----- DATA SHOWN

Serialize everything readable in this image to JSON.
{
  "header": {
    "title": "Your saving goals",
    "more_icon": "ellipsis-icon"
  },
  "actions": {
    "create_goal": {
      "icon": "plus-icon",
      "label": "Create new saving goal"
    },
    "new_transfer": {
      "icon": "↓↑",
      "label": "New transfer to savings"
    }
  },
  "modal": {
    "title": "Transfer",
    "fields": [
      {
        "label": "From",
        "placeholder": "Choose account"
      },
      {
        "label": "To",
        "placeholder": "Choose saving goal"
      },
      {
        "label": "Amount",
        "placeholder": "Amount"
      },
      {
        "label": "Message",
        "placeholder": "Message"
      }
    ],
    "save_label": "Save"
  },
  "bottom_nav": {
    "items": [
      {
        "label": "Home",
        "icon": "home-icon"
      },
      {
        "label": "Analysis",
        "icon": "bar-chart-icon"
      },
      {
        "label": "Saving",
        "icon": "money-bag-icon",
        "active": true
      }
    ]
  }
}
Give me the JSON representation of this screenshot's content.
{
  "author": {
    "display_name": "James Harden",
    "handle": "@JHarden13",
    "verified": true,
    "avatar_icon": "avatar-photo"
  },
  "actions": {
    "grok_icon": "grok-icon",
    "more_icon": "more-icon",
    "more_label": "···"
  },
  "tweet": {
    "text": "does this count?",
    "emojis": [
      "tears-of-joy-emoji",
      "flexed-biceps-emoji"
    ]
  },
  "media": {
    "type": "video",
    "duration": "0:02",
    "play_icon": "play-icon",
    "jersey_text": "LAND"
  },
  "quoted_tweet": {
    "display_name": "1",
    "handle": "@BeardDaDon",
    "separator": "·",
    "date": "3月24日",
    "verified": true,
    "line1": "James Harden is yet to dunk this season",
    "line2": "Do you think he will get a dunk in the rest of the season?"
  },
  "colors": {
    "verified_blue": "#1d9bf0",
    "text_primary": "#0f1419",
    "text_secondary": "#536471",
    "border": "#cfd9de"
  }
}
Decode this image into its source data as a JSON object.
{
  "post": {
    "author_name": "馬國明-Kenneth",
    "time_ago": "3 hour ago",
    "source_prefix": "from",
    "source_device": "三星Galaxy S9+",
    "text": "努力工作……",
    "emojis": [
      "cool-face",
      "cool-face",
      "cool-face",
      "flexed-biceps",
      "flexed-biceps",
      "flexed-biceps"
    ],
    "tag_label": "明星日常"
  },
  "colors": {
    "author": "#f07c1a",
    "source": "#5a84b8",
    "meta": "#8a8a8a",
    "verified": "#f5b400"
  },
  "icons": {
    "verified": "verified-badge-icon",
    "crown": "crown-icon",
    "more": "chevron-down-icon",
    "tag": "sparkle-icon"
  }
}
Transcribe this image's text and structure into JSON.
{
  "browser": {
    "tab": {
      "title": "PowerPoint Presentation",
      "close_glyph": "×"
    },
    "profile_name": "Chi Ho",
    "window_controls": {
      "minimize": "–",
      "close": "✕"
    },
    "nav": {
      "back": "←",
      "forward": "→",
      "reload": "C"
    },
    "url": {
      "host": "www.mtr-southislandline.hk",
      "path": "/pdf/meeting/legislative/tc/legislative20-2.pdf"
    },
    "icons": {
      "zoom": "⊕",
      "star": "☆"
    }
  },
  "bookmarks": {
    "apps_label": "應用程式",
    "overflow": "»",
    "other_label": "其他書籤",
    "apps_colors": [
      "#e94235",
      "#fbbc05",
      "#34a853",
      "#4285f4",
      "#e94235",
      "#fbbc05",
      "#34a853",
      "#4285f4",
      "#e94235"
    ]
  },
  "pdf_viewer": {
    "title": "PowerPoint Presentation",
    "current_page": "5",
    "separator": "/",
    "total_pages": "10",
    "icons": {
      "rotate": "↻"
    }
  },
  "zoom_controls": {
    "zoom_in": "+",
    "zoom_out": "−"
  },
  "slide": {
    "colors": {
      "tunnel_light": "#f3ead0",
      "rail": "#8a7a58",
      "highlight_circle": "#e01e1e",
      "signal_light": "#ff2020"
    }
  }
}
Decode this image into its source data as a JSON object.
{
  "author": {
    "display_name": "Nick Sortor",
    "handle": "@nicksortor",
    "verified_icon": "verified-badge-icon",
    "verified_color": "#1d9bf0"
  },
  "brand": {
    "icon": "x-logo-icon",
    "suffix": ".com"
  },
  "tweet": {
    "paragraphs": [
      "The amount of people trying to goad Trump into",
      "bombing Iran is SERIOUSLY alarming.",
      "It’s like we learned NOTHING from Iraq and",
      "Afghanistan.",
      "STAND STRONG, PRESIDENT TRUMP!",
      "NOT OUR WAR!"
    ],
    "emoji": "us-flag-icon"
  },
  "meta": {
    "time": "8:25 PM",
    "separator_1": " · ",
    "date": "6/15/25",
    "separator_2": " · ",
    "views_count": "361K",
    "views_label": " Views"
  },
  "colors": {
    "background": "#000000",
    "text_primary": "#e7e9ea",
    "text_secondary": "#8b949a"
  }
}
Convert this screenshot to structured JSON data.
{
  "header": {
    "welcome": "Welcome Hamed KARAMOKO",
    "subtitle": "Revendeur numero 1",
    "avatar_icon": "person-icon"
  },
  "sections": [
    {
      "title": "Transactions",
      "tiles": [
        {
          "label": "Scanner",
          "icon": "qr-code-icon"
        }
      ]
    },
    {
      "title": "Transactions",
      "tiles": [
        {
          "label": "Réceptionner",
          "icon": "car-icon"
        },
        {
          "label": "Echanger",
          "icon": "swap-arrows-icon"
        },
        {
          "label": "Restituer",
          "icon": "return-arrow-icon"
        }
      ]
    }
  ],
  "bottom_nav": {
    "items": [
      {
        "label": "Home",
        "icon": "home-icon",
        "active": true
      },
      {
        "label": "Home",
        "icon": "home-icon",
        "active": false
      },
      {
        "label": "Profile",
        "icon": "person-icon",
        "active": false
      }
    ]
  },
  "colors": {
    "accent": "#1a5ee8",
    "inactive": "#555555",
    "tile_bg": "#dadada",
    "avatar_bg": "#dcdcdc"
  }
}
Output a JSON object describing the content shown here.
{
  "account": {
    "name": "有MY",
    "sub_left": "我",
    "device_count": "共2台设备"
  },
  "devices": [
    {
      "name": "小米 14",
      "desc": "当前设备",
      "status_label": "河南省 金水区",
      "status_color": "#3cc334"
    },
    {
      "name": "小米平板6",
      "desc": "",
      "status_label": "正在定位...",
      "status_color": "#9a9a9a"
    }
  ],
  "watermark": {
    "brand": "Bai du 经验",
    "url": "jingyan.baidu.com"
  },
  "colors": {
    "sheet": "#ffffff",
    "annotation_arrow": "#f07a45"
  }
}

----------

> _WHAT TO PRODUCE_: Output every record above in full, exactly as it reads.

> _ANSWER BOX_:
Serialize everything readable in this image to JSON.
{
  "header": {
    "title": "Your saving goals",
    "more_icon": "ellipsis-icon"
  },
  "actions": {
    "create_goal": {
      "icon": "plus-icon",
      "label": "Create new saving goal"
    },
    "new_transfer": {
      "icon": "↓↑",
      "label": "New transfer to savings"
    }
  },
  "modal": {
    "title": "Transfer",
    "fields": [
      {
        "label": "From",
        "placeholder": "Choose account"
      },
      {
        "label": "To",
        "placeholder": "Choose saving goal"
      },
      {
        "label": "Amount",
        "placeholder": "Amount"
      },
      {
        "label": "Message",
        "placeholder": "Message"
      }
    ],
    "save_label": "Save"
  },
  "bottom_nav": {
    "items": [
      {
        "label": "Home",
        "icon": "home-icon"
      },
      {
        "label": "Analysis",
        "icon": "bar-chart-icon"
      },
      {
        "label": "Saving",
        "icon": "money-bag-icon",
        "active": true
      }
    ]
  }
}
Give me the JSON representation of this screenshot's content.
{
  "author": {
    "display_name": "James Harden",
    "handle": "@JHarden13",
    "verified": true,
    "avatar_icon": "avatar-photo"
  },
  "actions": {
    "grok_icon": "grok-icon",
    "more_icon": "more-icon",
    "more_label": "···"
  },
  "tweet": {
    "text": "does this count?",
    "emojis": [
      "tears-of-joy-emoji",
      "flexed-biceps-emoji"
    ]
  },
  "media": {
    "type": "video",
    "duration": "0:02",
    "play_icon": "play-icon",
    "jersey_text": "LAND"
  },
  "quoted_tweet": {
    "display_name": "1",
    "handle": "@BeardDaDon",
    "separator": "·",
    "date": "3月24日",
    "verified": true,
    "line1": "James Harden is yet to dunk this season",
    "line2": "Do you think he will get a dunk in the rest of the season?"
  },
  "colors": {
    "verified_blue": "#1d9bf0",
    "text_primary": "#0f1419",
    "text_secondary": "#536471",
    "border": "#cfd9de"
  }
}
Decode this image into its source data as a JSON object.
{
  "post": {
    "author_name": "馬國明-Kenneth",
    "time_ago": "3 hour ago",
    "source_prefix": "from",
    "source_device": "三星Galaxy S9+",
    "text": "努力工作……",
    "emojis": [
      "cool-face",
      "cool-face",
      "cool-face",
      "flexed-biceps",
      "flexed-biceps",
      "flexed-biceps"
    ],
    "tag_label": "明星日常"
  },
  "colors": {
    "author": "#f07c1a",
    "source": "#5a84b8",
    "meta": "#8a8a8a",
    "verified": "#f5b400"
  },
  "icons": {
    "verified": "verified-badge-icon",
    "crown": "crown-icon",
    "more": "chevron-down-icon",
    "tag": "sparkle-icon"
  }
}
Transcribe this image's text and structure into JSON.
{
  "browser": {
    "tab": {
      "title": "PowerPoint Presentation",
      "close_glyph": "×"
    },
    "profile_name": "Chi Ho",
    "window_controls": {
      "minimize": "–",
      "close": "✕"
    },
    "nav": {
      "back": "←",
      "forward": "→",
      "reload": "C"
    },
    "url": {
      "host": "www.mtr-southislandline.hk",
      "path": "/pdf/meeting/legislative/tc/legislative20-2.pdf"
    },
    "icons": {
      "zoom": "⊕",
      "star": "☆"
    }
  },
  "bookmarks": {
    "apps_label": "應用程式",
    "overflow": "»",
    "other_label": "其他書籤",
    "apps_colors": [
      "#e94235",
      "#fbbc05",
      "#34a853",
      "#4285f4",
      "#e94235",
      "#fbbc05",
      "#34a853",
      "#4285f4",
      "#e94235"
    ]
  },
  "pdf_viewer": {
    "title": "PowerPoint Presentation",
    "current_page": "5",
    "separator": "/",
    "total_pages": "10",
    "icons": {
      "rotate": "↻"
    }
  },
  "zoom_controls": {
    "zoom_in": "+",
    "zoom_out": "−"
  },
  "slide": {
    "colors": {
      "tunnel_light": "#f3ead0",
      "rail": "#8a7a58",
      "highlight_circle": "#e01e1e",
      "signal_light": "#ff2020"
    }
  }
}
Decode this image into its source data as a JSON object.
{
  "author": {
    "display_name": "Nick Sortor",
    "handle": "@nicksortor",
    "verified_icon": "verified-badge-icon",
    "verified_color": "#1d9bf0"
  },
  "brand": {
    "icon": "x-logo-icon",
    "suffix": ".com"
  },
  "tweet": {
    "paragraphs": [
      "The amount of people trying to goad Trump into",
      "bombing Iran is SERIOUSLY alarming.",
      "It’s like we learned NOTHING from Iraq and",
      "Afghanistan.",
      "STAND STRONG, PRESIDENT TRUMP!",
      "NOT OUR WAR!"
    ],
    "emoji": "us-flag-icon"
  },
  "meta": {
    "time": "8:25 PM",
    "separator_1": " · ",
    "date": "6/15/25",
    "separator_2": " · ",
    "views_count": "361K",
    "views_label": " Views"
  },
  "colors": {
    "background": "#000000",
    "text_primary": "#e7e9ea",
    "text_secondary": "#8b949a"
  }
}
Convert this screenshot to structured JSON data.
{
  "header": {
    "welcome": "Welcome Hamed KARAMOKO",
    "subtitle": "Revendeur numero 1",
    "avatar_icon": "person-icon"
  },
  "sections": [
    {
      "title": "Transactions",
      "tiles": [
        {
          "label": "Scanner",
          "icon": "qr-code-icon"
        }
      ]
    },
    {
      "title": "Transactions",
      "tiles": [
        {
          "label": "Réceptionner",
          "icon": "car-icon"
        },
        {
          "label": "Echanger",
          "icon": "swap-arrows-icon"
        },
        {
          "label": "Restituer",
          "icon": "return-arrow-icon"
        }
      ]
    }
  ],
  "bottom_nav": {
    "items": [
      {
        "label": "Home",
        "icon": "home-icon",
        "active": true
      },
      {
        "label": "Home",
        "icon": "home-icon",
        "active": false
      },
      {
        "label": "Profile",
        "icon": "person-icon",
        "active": false
      }
    ]
  },
  "colors": {
    "accent": "#1a5ee8",
    "inactive": "#555555",
    "tile_bg": "#dadada",
    "avatar_bg": "#dcdcdc"
  }
}
Output a JSON object describing the content shown here.
{
  "account": {
    "name": "有MY",
    "sub_left": "我",
    "device_count": "共2台设备"
  },
  "devices": [
    {
      "name": "小米 14",
      "desc": "当前设备",
      "status_label": "河南省 金水区",
      "status_color": "#3cc334"
    },
    {
      "name": "小米平板6",
      "desc": "",
      "status_label": "正在定位...",
      "status_color": "#9a9a9a"
    }
  ],
  "watermark": {
    "brand": "Bai du 经验",
    "url": "jingyan.baidu.com"
  },
  "colors": {
    "sheet": "#ffffff",
    "annotation_arrow": "#f07a45"
  }
}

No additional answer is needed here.